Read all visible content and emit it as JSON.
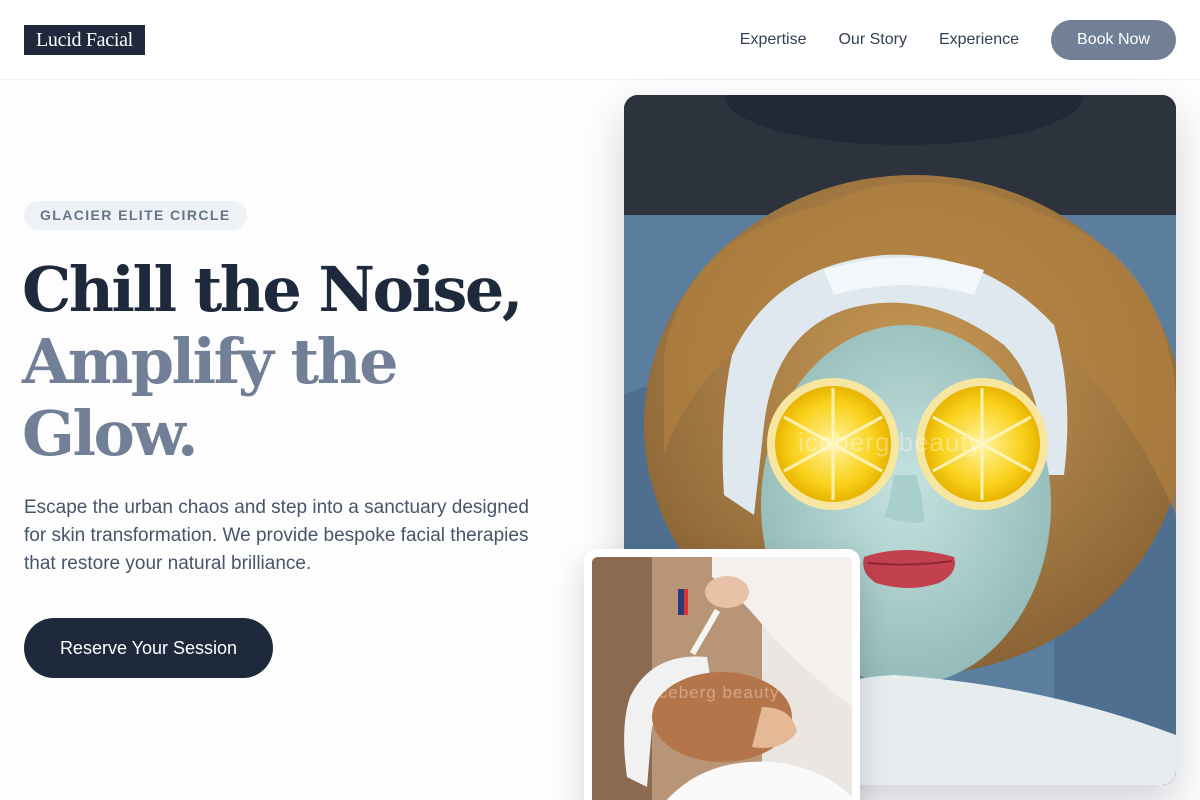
{
  "brand": {
    "logo": "Lucid Facial"
  },
  "nav": {
    "links": [
      "Expertise",
      "Our Story",
      "Experience"
    ],
    "book_button": "Book Now"
  },
  "hero": {
    "badge": "GLACIER ELITE CIRCLE",
    "headline_line1": "Chill the Noise,",
    "headline_line2": "Amplify the Glow.",
    "description": "Escape the urban chaos and step into a sanctuary designed for skin transformation. We provide bespoke facial therapies that restore your natural brilliance.",
    "cta": "Reserve Your Session"
  },
  "images": {
    "main_watermark": "iceberg beauty",
    "small_watermark": "iceberg beauty"
  },
  "colors": {
    "navy": "#1e293b",
    "slate_accent": "#718096",
    "badge_bg": "#eef2f7"
  }
}
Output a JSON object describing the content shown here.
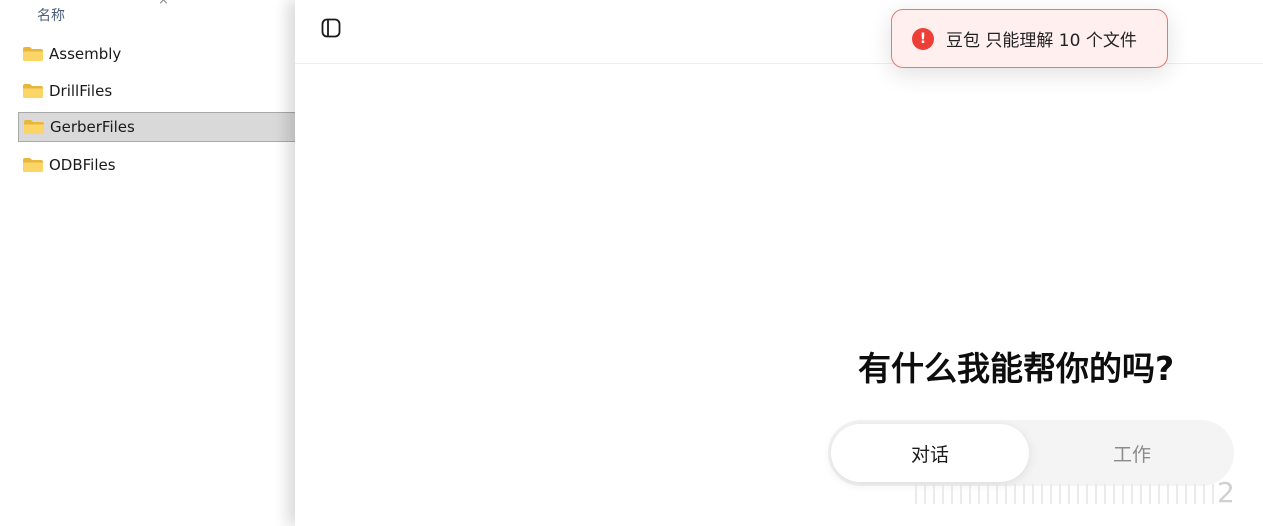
{
  "explorer": {
    "column_header": "名称",
    "close_glyph": "×",
    "items": [
      {
        "label": "Assembly"
      },
      {
        "label": "DrillFiles"
      },
      {
        "label": "GerberFiles",
        "selected": true
      },
      {
        "label": "ODBFiles"
      }
    ],
    "folder_icon": "folder-icon"
  },
  "chat": {
    "sidebar_toggle_icon": "sidebar-toggle-icon",
    "toast": {
      "icon": "!",
      "message": "豆包 只能理解 10 个文件",
      "color": "#ee3f37"
    },
    "headline": "有什么我能帮你的吗?",
    "modes": [
      {
        "label": "对话",
        "active": true
      },
      {
        "label": "工作",
        "active": false
      }
    ],
    "corner_text": "2"
  }
}
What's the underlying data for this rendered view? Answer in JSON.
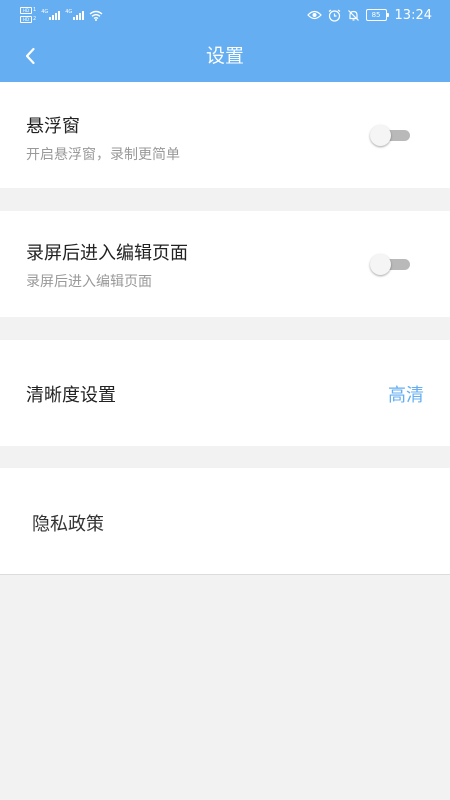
{
  "colors": {
    "header_bg": "#64aef1",
    "page_bg": "#f2f2f2",
    "accent": "#64aef1",
    "toggle_off": "#b9b9b9"
  },
  "status_bar": {
    "time": "13:24",
    "battery_level": "85",
    "left_icons": [
      "sim1-hd-icon",
      "sim2-hd-icon",
      "signal-4g-icon",
      "signal-4g-icon",
      "wifi-icon"
    ],
    "right_icons": [
      "eye-care-icon",
      "alarm-icon",
      "bell-muted-icon",
      "battery-icon"
    ]
  },
  "header": {
    "title": "设置",
    "back_icon": "chevron-left-icon"
  },
  "settings": {
    "floating_window": {
      "title": "悬浮窗",
      "subtitle": "开启悬浮窗，录制更简单",
      "enabled": false
    },
    "edit_after_record": {
      "title": "录屏后进入编辑页面",
      "subtitle": "录屏后进入编辑页面",
      "enabled": false
    },
    "clarity": {
      "title": "清晰度设置",
      "value": "高清"
    },
    "privacy": {
      "title": "隐私政策"
    }
  }
}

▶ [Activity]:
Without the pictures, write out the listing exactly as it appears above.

▶ [Expected answer]:
Read all visible content and emit it as JSON.
{
  "brand": {
    "logo": "Lucid Facial"
  },
  "nav": {
    "links": [
      "Expertise",
      "Our Story",
      "Experience"
    ],
    "book_button": "Book Now"
  },
  "hero": {
    "badge": "GLACIER ELITE CIRCLE",
    "headline_line1": "Chill the Noise,",
    "headline_line2": "Amplify the Glow.",
    "description": "Escape the urban chaos and step into a sanctuary designed for skin transformation. We provide bespoke facial therapies that restore your natural brilliance.",
    "cta": "Reserve Your Session"
  },
  "images": {
    "main_watermark": "iceberg beauty",
    "small_watermark": "iceberg beauty"
  },
  "colors": {
    "navy": "#1e293b",
    "slate_accent": "#718096",
    "badge_bg": "#eef2f7"
  }
}
Output a JSON object describing the content shown here.
{
  "explorer": {
    "column_header": "名称",
    "close_glyph": "×",
    "items": [
      {
        "label": "Assembly"
      },
      {
        "label": "DrillFiles"
      },
      {
        "label": "GerberFiles",
        "selected": true
      },
      {
        "label": "ODBFiles"
      }
    ],
    "folder_icon": "folder-icon"
  },
  "chat": {
    "sidebar_toggle_icon": "sidebar-toggle-icon",
    "toast": {
      "icon": "!",
      "message": "豆包 只能理解 10 个文件",
      "color": "#ee3f37"
    },
    "headline": "有什么我能帮你的吗?",
    "modes": [
      {
        "label": "对话",
        "active": true
      },
      {
        "label": "工作",
        "active": false
      }
    ],
    "corner_text": "2"
  }
}
What's the underlying data for this rendered view? Answer in JSON.
{
  "colors": {
    "header_bg": "#64aef1",
    "page_bg": "#f2f2f2",
    "accent": "#64aef1",
    "toggle_off": "#b9b9b9"
  },
  "status_bar": {
    "time": "13:24",
    "battery_level": "85",
    "left_icons": [
      "sim1-hd-icon",
      "sim2-hd-icon",
      "signal-4g-icon",
      "signal-4g-icon",
      "wifi-icon"
    ],
    "right_icons": [
      "eye-care-icon",
      "alarm-icon",
      "bell-muted-icon",
      "battery-icon"
    ]
  },
  "header": {
    "title": "设置",
    "back_icon": "chevron-left-icon"
  },
  "settings": {
    "floating_window": {
      "title": "悬浮窗",
      "subtitle": "开启悬浮窗，录制更简单",
      "enabled": false
    },
    "edit_after_record": {
      "title": "录屏后进入编辑页面",
      "subtitle": "录屏后进入编辑页面",
      "enabled": false
    },
    "clarity": {
      "title": "清晰度设置",
      "value": "高清"
    },
    "privacy": {
      "title": "隐私政策"
    }
  }
}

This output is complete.